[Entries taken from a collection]
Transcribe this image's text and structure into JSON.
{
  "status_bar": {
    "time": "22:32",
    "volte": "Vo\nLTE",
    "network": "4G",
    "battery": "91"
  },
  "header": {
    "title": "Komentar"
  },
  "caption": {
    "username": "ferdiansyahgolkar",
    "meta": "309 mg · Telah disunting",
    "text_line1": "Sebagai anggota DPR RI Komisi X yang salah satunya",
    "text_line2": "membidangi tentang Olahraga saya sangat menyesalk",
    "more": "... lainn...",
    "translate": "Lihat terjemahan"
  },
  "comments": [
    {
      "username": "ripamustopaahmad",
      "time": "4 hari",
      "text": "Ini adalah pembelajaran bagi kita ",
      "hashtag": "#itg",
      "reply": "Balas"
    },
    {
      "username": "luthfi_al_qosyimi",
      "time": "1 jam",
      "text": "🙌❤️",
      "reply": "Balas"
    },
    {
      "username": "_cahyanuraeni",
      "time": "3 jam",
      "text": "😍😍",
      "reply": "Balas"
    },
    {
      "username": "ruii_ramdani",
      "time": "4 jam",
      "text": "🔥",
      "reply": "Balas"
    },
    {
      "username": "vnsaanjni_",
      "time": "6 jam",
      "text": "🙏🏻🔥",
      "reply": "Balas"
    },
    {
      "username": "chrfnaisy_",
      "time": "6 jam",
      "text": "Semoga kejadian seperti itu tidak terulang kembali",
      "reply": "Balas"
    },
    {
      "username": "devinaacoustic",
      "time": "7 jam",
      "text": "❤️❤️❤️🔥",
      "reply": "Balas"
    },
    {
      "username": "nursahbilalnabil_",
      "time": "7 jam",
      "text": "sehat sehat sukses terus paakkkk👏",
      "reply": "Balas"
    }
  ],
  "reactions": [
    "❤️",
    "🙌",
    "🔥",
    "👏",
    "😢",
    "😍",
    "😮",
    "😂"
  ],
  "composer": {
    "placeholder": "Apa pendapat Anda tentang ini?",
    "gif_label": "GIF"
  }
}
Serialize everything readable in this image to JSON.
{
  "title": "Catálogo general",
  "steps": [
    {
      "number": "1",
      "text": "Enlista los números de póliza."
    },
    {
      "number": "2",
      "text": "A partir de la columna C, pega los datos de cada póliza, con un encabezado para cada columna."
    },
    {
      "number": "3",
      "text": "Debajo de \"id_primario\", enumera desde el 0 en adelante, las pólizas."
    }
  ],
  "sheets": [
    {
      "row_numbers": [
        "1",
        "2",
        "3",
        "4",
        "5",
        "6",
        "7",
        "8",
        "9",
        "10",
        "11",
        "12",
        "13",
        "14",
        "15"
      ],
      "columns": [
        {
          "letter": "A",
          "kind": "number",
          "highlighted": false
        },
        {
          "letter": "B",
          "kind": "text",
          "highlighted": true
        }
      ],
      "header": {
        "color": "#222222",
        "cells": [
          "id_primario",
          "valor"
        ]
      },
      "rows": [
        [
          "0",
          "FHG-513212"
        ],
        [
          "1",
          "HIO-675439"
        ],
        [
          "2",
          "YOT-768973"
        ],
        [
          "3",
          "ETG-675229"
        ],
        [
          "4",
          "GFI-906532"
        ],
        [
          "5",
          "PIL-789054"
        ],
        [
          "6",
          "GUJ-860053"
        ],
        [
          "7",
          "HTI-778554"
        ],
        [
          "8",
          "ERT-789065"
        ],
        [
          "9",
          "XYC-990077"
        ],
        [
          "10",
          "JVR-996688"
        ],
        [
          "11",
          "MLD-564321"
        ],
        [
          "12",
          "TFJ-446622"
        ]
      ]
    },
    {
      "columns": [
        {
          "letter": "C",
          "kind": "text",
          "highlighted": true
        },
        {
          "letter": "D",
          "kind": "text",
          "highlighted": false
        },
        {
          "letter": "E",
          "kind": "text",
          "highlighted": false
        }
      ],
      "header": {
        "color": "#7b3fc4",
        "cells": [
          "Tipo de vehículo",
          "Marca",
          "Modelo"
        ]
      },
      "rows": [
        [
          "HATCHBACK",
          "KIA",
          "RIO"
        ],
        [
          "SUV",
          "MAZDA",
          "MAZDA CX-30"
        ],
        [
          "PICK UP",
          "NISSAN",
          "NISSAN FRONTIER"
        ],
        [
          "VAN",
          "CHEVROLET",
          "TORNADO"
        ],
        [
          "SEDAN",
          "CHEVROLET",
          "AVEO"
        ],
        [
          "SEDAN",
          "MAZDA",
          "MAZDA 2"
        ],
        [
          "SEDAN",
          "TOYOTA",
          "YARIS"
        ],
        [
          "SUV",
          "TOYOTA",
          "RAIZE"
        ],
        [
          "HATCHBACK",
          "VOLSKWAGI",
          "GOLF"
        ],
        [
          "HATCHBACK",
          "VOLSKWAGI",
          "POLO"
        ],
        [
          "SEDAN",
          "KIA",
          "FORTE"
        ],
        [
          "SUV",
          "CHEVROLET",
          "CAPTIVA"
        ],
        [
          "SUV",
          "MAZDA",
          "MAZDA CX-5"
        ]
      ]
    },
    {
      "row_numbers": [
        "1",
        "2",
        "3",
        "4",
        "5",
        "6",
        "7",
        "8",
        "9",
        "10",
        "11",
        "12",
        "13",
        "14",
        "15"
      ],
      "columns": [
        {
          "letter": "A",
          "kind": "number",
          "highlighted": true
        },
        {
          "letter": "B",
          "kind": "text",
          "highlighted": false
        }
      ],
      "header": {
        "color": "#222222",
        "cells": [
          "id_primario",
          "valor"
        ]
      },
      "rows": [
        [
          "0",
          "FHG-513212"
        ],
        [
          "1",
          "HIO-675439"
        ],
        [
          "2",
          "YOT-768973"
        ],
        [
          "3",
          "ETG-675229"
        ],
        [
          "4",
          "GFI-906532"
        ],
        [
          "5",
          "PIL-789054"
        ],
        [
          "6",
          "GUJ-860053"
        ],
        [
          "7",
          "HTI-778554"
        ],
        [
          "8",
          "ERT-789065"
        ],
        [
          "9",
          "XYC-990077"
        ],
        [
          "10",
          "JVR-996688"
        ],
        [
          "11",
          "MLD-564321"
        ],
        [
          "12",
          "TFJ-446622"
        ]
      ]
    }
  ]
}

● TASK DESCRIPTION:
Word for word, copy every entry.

● YOUR SOLUTION:
Transcribe this image's text and structure into JSON.
{
  "status_bar": {
    "time": "22:32",
    "volte": "Vo\nLTE",
    "network": "4G",
    "battery": "91"
  },
  "header": {
    "title": "Komentar"
  },
  "caption": {
    "username": "ferdiansyahgolkar",
    "meta": "309 mg · Telah disunting",
    "text_line1": "Sebagai anggota DPR RI Komisi X yang salah satunya",
    "text_line2": "membidangi tentang Olahraga saya sangat menyesalk",
    "more": "... lainn...",
    "translate": "Lihat terjemahan"
  },
  "comments": [
    {
      "username": "ripamustopaahmad",
      "time": "4 hari",
      "text": "Ini adalah pembelajaran bagi kita ",
      "hashtag": "#itg",
      "reply": "Balas"
    },
    {
      "username": "luthfi_al_qosyimi",
      "time": "1 jam",
      "text": "🙌❤️",
      "reply": "Balas"
    },
    {
      "username": "_cahyanuraeni",
      "time": "3 jam",
      "text": "😍😍",
      "reply": "Balas"
    },
    {
      "username": "ruii_ramdani",
      "time": "4 jam",
      "text": "🔥",
      "reply": "Balas"
    },
    {
      "username": "vnsaanjni_",
      "time": "6 jam",
      "text": "🙏🏻🔥",
      "reply": "Balas"
    },
    {
      "username": "chrfnaisy_",
      "time": "6 jam",
      "text": "Semoga kejadian seperti itu tidak terulang kembali",
      "reply": "Balas"
    },
    {
      "username": "devinaacoustic",
      "time": "7 jam",
      "text": "❤️❤️❤️🔥",
      "reply": "Balas"
    },
    {
      "username": "nursahbilalnabil_",
      "time": "7 jam",
      "text": "sehat sehat sukses terus paakkkk👏",
      "reply": "Balas"
    }
  ],
  "reactions": [
    "❤️",
    "🙌",
    "🔥",
    "👏",
    "😢",
    "😍",
    "😮",
    "😂"
  ],
  "composer": {
    "placeholder": "Apa pendapat Anda tentang ini?",
    "gif_label": "GIF"
  }
}
Serialize everything readable in this image to JSON.
{
  "title": "Catálogo general",
  "steps": [
    {
      "number": "1",
      "text": "Enlista los números de póliza."
    },
    {
      "number": "2",
      "text": "A partir de la columna C, pega los datos de cada póliza, con un encabezado para cada columna."
    },
    {
      "number": "3",
      "text": "Debajo de \"id_primario\", enumera desde el 0 en adelante, las pólizas."
    }
  ],
  "sheets": [
    {
      "row_numbers": [
        "1",
        "2",
        "3",
        "4",
        "5",
        "6",
        "7",
        "8",
        "9",
        "10",
        "11",
        "12",
        "13",
        "14",
        "15"
      ],
      "columns": [
        {
          "letter": "A",
          "kind": "number",
          "highlighted": false
        },
        {
          "letter": "B",
          "kind": "text",
          "highlighted": true
        }
      ],
      "header": {
        "color": "#222222",
        "cells": [
          "id_primario",
          "valor"
        ]
      },
      "rows": [
        [
          "0",
          "FHG-513212"
        ],
        [
          "1",
          "HIO-675439"
        ],
        [
          "2",
          "YOT-768973"
        ],
        [
          "3",
          "ETG-675229"
        ],
        [
          "4",
          "GFI-906532"
        ],
        [
          "5",
          "PIL-789054"
        ],
        [
          "6",
          "GUJ-860053"
        ],
        [
          "7",
          "HTI-778554"
        ],
        [
          "8",
          "ERT-789065"
        ],
        [
          "9",
          "XYC-990077"
        ],
        [
          "10",
          "JVR-996688"
        ],
        [
          "11",
          "MLD-564321"
        ],
        [
          "12",
          "TFJ-446622"
        ]
      ]
    },
    {
      "columns": [
        {
          "letter": "C",
          "kind": "text",
          "highlighted": true
        },
        {
          "letter": "D",
          "kind": "text",
          "highlighted": false
        },
        {
          "letter": "E",
          "kind": "text",
          "highlighted": false
        }
      ],
      "header": {
        "color": "#7b3fc4",
        "cells": [
          "Tipo de vehículo",
          "Marca",
          "Modelo"
        ]
      },
      "rows": [
        [
          "HATCHBACK",
          "KIA",
          "RIO"
        ],
        [
          "SUV",
          "MAZDA",
          "MAZDA CX-30"
        ],
        [
          "PICK UP",
          "NISSAN",
          "NISSAN FRONTIER"
        ],
        [
          "VAN",
          "CHEVROLET",
          "TORNADO"
        ],
        [
          "SEDAN",
          "CHEVROLET",
          "AVEO"
        ],
        [
          "SEDAN",
          "MAZDA",
          "MAZDA 2"
        ],
        [
          "SEDAN",
          "TOYOTA",
          "YARIS"
        ],
        [
          "SUV",
          "TOYOTA",
          "RAIZE"
        ],
        [
          "HATCHBACK",
          "VOLSKWAGI",
          "GOLF"
        ],
        [
          "HATCHBACK",
          "VOLSKWAGI",
          "POLO"
        ],
        [
          "SEDAN",
          "KIA",
          "FORTE"
        ],
        [
          "SUV",
          "CHEVROLET",
          "CAPTIVA"
        ],
        [
          "SUV",
          "MAZDA",
          "MAZDA CX-5"
        ]
      ]
    },
    {
      "row_numbers": [
        "1",
        "2",
        "3",
        "4",
        "5",
        "6",
        "7",
        "8",
        "9",
        "10",
        "11",
        "12",
        "13",
        "14",
        "15"
      ],
      "columns": [
        {
          "letter": "A",
          "kind": "number",
          "highlighted": true
        },
        {
          "letter": "B",
          "kind": "text",
          "highlighted": false
        }
      ],
      "header": {
        "color": "#222222",
        "cells": [
          "id_primario",
          "valor"
        ]
      },
      "rows": [
        [
          "0",
          "FHG-513212"
        ],
        [
          "1",
          "HIO-675439"
        ],
        [
          "2",
          "YOT-768973"
        ],
        [
          "3",
          "ETG-675229"
        ],
        [
          "4",
          "GFI-906532"
        ],
        [
          "5",
          "PIL-789054"
        ],
        [
          "6",
          "GUJ-860053"
        ],
        [
          "7",
          "HTI-778554"
        ],
        [
          "8",
          "ERT-789065"
        ],
        [
          "9",
          "XYC-990077"
        ],
        [
          "10",
          "JVR-996688"
        ],
        [
          "11",
          "MLD-564321"
        ],
        [
          "12",
          "TFJ-446622"
        ]
      ]
    }
  ]
}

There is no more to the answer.